Banks, as the film’s antagonist, thankfully realizes she is in a “Power Rangers” movie, and she’s the only one. She’s part Loki, part Gollum and completely having a blast scratching dour teen actors with her gilded claws. From the minute she appears, she’s legitimately scary, a nightmare vision in facial prosthetics and emerald couture. But when she hits a laugh line — intentional or not — in the script, Banks is smart enough to ride this train straight into the campy sunset. That includes her obligatory savoring of a fine ring of fried dough from, you guessed it, Krispy Kreme.

“Power Rangers” will no doubt inspire a new generation of aspiring teenagers with attitude, to crib a phrase from the original show. However, it could have gotten there a lot quicker with more wit, more morphing and less soul-searching. The product placement would be easy enough to overlook, as long as everyone was having a neon-hued good time.

And yes, I got a Krispy Kreme doughnut immediately after the movie. Glazed blueberry cake, if you must know.

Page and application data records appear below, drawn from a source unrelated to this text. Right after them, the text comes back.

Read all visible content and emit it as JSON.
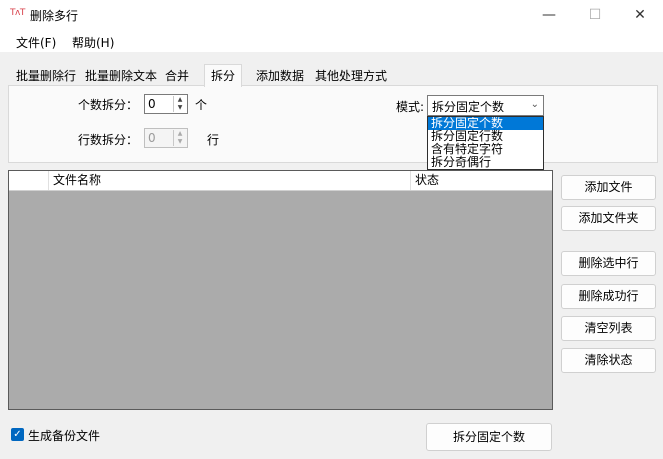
{
  "window": {
    "icon_text": "TʌT",
    "title": "删除多行",
    "minimize": "—",
    "maximize": "☐",
    "close": "✕"
  },
  "menu": [
    {
      "label": "文件(F)"
    },
    {
      "label": "帮助(H)"
    }
  ],
  "tabs": [
    {
      "label": "批量删除行"
    },
    {
      "label": "批量删除文本"
    },
    {
      "label": "合并"
    },
    {
      "label": "拆分",
      "active": true
    },
    {
      "label": "添加数据"
    },
    {
      "label": "其他处理方式"
    }
  ],
  "split_panel": {
    "count_label": "个数拆分：",
    "count_value": "0",
    "count_unit": "个",
    "rows_label": "行数拆分：",
    "rows_value": "0",
    "rows_unit": "行",
    "mode_label": "模式:",
    "mode_value": "拆分固定个数",
    "mode_options": [
      "拆分固定个数",
      "拆分固定行数",
      "含有特定字符",
      "拆分奇偶行"
    ],
    "mode_selected_index": 0
  },
  "file_table": {
    "columns": [
      "",
      "文件名称",
      "状态"
    ],
    "rows": []
  },
  "side_buttons": {
    "add_file": "添加文件",
    "add_folder": "添加文件夹",
    "delete_selected": "删除选中行",
    "delete_success": "删除成功行",
    "clear_list": "清空列表",
    "clear_status": "清除状态"
  },
  "footer": {
    "backup_label": "生成备份文件",
    "backup_checked": true,
    "run_button": "拆分固定个数"
  },
  "colors": {
    "accent": "#0078d7",
    "checkbox": "#0067c0",
    "grid_background": "#ababab"
  }
}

Grade: C-

Starring: Dacre Montgomery, Naomi Scott, RJ Cyler, Becky G, Ludi Lin, Elizabeth Banks, Bryan Cranston, Bill Hader

Rating: PG-13, for sequences of sci-fi violence, action and destruction, language, and for some crude humor

Running time: 2 hours, 4 minutes

Theaters: Alamo Lakeline, Alamo Mueller, Alamo Slaughter, Barton Creek, Cedar Park, City Lights. Evo, Flix, Gateway, Highland, Hill Country, Metropolitan, Moviehouse, Round Rock, Southpark, Stone Hill, Tinseltown, Westgate.